By SEAN DIETRICH
I wish I could give you a hug right now. I really do. I’d reach through this screen and squeeze you so firmly that your eardrums would pop.
I would hold you for a long time, too. I would hug you for five, ten or thirty minutes. Long enough for everything to start getting a little weird. Then I’d hug you some more.
Because people need hugs. We need them in a biological way.
Oh, sure, you probably think you’re doing all right in a hugless world. You think you’re surviving just fine without all that sappy Oprah Winfrey business. You’re tough. You’re self-sufficient. You’re smart. You’re intelligent. You drink V8.
But you’re wrong, pal. You need hugs. You need someone to embrace you, for your own health, and you need it right this moment.
You see, when two people hug, their hearts are squished together, only separated by inches of bone, adipose and muscle. During a hug, the two cardiac pumps actually start beating together like two kettle drums making perfect music.
Sort of like two violinists, playing Strauss. Or like two clarinetists in junior-high, playing “Somewhere Over The Rainbow” simultaneously, but in two very different keys.
You probably know this already, but hugs release a chemical in the brain called oxytocin, which is what most neurologists refer to as the body’s “Woodstock” hormone.
Oxytocin is a neurotransmitter that makes you feel, quite literally, loved. It is the body’s own love drug.
When you give or get a hug, your body is flooded with oxytocin, your “love” hormone levels go through the stratosphere. Your blood pressure goes down, your immune system improves and your mammary glands begin producing more milk. Which is nothing short of a miracle, especially if you’re male.
In short, a hug can save a person’s life.
When I was a boy, at our church there was a volunteer program called the Baby Savers. The idea was simple. Anyone could sign up to cuddle and hug premature babies in the neonatal intensive care unit at the local hospital.
Church ladies did this because cuddling was medically proven to improve a preemie’s chance of survival. Physical touch stimulates a newborn’s immune system, circulatory system, central nervous system and all the other systems. Simply put, babies who are not touched will die.
Well, there was this man in our church who I am going to call Clyde. That wasn’t his real name, Clyde isn’t anyone’s real name. Clyde was a large Black man with cotton white hair and a quiet disposition. In fact, he rarely spoke. Clyde’s wife did all his talking for him.
His wife was wonderful.

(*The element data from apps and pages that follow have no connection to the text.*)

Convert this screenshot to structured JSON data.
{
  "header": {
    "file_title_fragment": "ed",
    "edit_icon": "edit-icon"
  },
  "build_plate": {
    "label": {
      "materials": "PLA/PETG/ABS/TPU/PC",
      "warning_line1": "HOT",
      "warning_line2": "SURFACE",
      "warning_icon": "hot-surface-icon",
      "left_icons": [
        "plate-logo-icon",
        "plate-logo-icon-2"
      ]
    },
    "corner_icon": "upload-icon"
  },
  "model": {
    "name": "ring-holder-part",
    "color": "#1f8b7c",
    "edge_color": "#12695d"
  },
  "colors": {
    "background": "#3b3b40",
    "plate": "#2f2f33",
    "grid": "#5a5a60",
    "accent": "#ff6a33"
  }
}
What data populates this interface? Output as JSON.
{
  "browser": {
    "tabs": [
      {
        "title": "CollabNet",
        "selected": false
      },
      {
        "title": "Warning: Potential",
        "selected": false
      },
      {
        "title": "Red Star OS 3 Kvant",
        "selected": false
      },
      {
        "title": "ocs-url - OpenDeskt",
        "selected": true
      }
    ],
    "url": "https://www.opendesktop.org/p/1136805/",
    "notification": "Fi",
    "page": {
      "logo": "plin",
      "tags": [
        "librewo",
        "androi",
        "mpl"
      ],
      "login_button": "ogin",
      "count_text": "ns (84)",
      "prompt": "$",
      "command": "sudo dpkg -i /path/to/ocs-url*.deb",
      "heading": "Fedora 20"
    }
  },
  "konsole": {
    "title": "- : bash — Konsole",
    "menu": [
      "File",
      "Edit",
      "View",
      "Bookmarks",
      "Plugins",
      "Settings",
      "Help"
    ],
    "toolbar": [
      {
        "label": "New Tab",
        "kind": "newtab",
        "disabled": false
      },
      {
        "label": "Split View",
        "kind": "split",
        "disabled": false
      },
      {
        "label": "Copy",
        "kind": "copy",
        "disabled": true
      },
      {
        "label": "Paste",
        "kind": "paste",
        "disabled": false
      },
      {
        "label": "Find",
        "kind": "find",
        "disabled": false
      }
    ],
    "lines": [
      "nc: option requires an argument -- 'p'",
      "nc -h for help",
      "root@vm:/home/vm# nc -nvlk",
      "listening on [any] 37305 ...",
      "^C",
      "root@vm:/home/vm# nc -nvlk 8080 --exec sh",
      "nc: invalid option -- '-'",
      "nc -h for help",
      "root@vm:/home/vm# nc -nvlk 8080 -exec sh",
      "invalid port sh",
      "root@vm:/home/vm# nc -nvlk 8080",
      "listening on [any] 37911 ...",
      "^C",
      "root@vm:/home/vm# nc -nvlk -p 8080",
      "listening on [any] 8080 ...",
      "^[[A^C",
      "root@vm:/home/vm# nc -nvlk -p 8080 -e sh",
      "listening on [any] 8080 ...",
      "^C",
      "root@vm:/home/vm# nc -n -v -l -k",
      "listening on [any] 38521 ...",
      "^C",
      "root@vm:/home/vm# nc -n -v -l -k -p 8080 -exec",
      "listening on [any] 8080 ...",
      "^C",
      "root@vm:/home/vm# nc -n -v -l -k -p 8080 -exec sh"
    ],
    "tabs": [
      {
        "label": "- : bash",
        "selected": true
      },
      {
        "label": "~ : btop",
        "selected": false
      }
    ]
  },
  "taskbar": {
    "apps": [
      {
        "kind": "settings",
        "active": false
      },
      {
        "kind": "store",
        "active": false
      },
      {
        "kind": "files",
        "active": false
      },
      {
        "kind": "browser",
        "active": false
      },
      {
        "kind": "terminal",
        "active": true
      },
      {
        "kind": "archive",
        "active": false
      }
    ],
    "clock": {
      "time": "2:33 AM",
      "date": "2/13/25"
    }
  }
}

Everyone loved her. She was an outgoing, animated woman, with a powerful voice. She sang soprano in the choir and could belt out hymns loud enough to crack the glass above the baptismal.
When Clyde’s wife died, he almost died with her. The poor man was a wreck. He was stuck inside his house for almost a year. He lost his job, his gumption and he became famously depressed.
People from the church would stop by his home to deliver cheese-laden casseroles, enormous dinners, and spend time with him. But truthfully, nothing could bring Clyde out of his funk.
That’s when my aunt added Clyde’s name to the Baby Savers sign-up sheet.
My aunt tells the story better than I do, but she recalls watching this six-foot-nine man, with shoulders wider than a Buick Roadmaster, walk into the NICU and lift a premature baby in his herculean hands.
Clyde sat in a rocking chair and cradled infants until the night shift nurses had to send him home. He was back the next morning even though he wasn’t on the schedule. He hugged babies again the following day, too. And the day after that.
My aunt says one afternoon Clyde started crying when he was holding a preemie. He started heaving and quivering so badly they had to take the baby from his arms.
Then, all the little-old-lady volunteers surrounded Clyde and group-hugged him until they practically smothered him. My aunt said she had never seen a grown man cry that hard before. She also said that hugging babies is what eventually brought the old man back to life.
Years later, I saw that man in a grocery store. He was stocking the shelves when he recognized me. The first thing he did was come at me with his arms open. It was a colossal hug.
We held each other in the middle of the supermarket and I was lost in his embrace. Clyde slapped my back and I slapped his, as Christmas music played over the intercom.
And, even if only for a moment, I felt the profound weight of love. Real love. Biologically transforming love. The same love that made this universe. The same love that is saving this selfish and tired human race, even as we speak.
Then I came directly home and wrote this.